  • FYS 100: Explorers, Travelers, Tourists: Europeans Abroad in the Age of Empires
    From fifteenth-century explorers who set foot in the New World to the masses of tourists taking EasyJet holidays for weekends in North Africa, European travelers have had a tremendous impact on the development of a truly global world that is interconnected environmentally, politically, economically and culturally. This seminar focuses on Europeans traveling abroad from the mid-19th to the mid-20th centuries and asks how travel changed over this period, and what its impact was on the travelers themselves, on European life at home, and on the people with whom the travelers came in contact.

Monographs and Edited Collections

Partitioning Palestine: British Policymaking at the End of Empire (University of Chicago Press, forthcoming 2019)

Articles and Essays

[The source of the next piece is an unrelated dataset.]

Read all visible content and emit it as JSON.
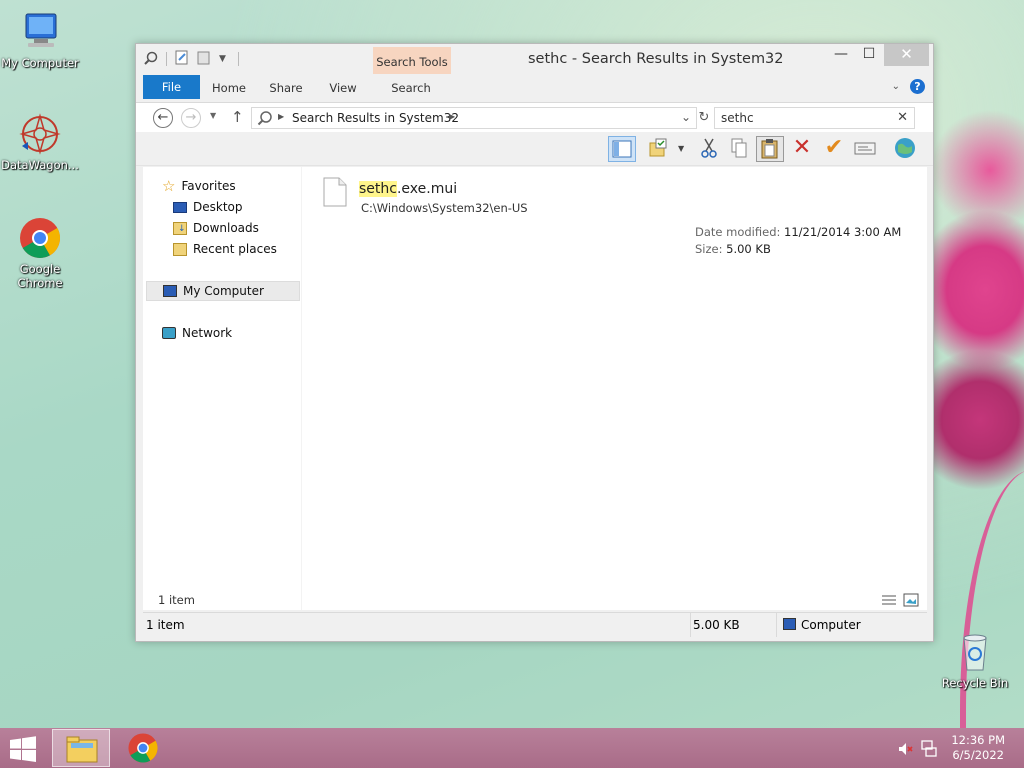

  • “Analogical Thinking and Partition in British Mandate Palestine,” in Partitions: Towards a Transnational History of 20th-century Territorial Separatism, Arie Dubnov and Laura Robson, eds. (Stanford University Press, 2019)
  • “League of Nations Mandates,” in The Encyclopedia of Empire, John MacKenzie, ed. (Wiley-Blackwell, 2016)
  • “The Peel Commission and Partition, 1936-1938,” in Britain, Palestine and Empire: The Mandate Years, Rory Miller, ed. (Ashgate, 2010), pp. 119-140.
  • “British plans for the partition of Palestine, 1929-1938,” The Historical Journal, 52, 1 (2009), pp. 131–152.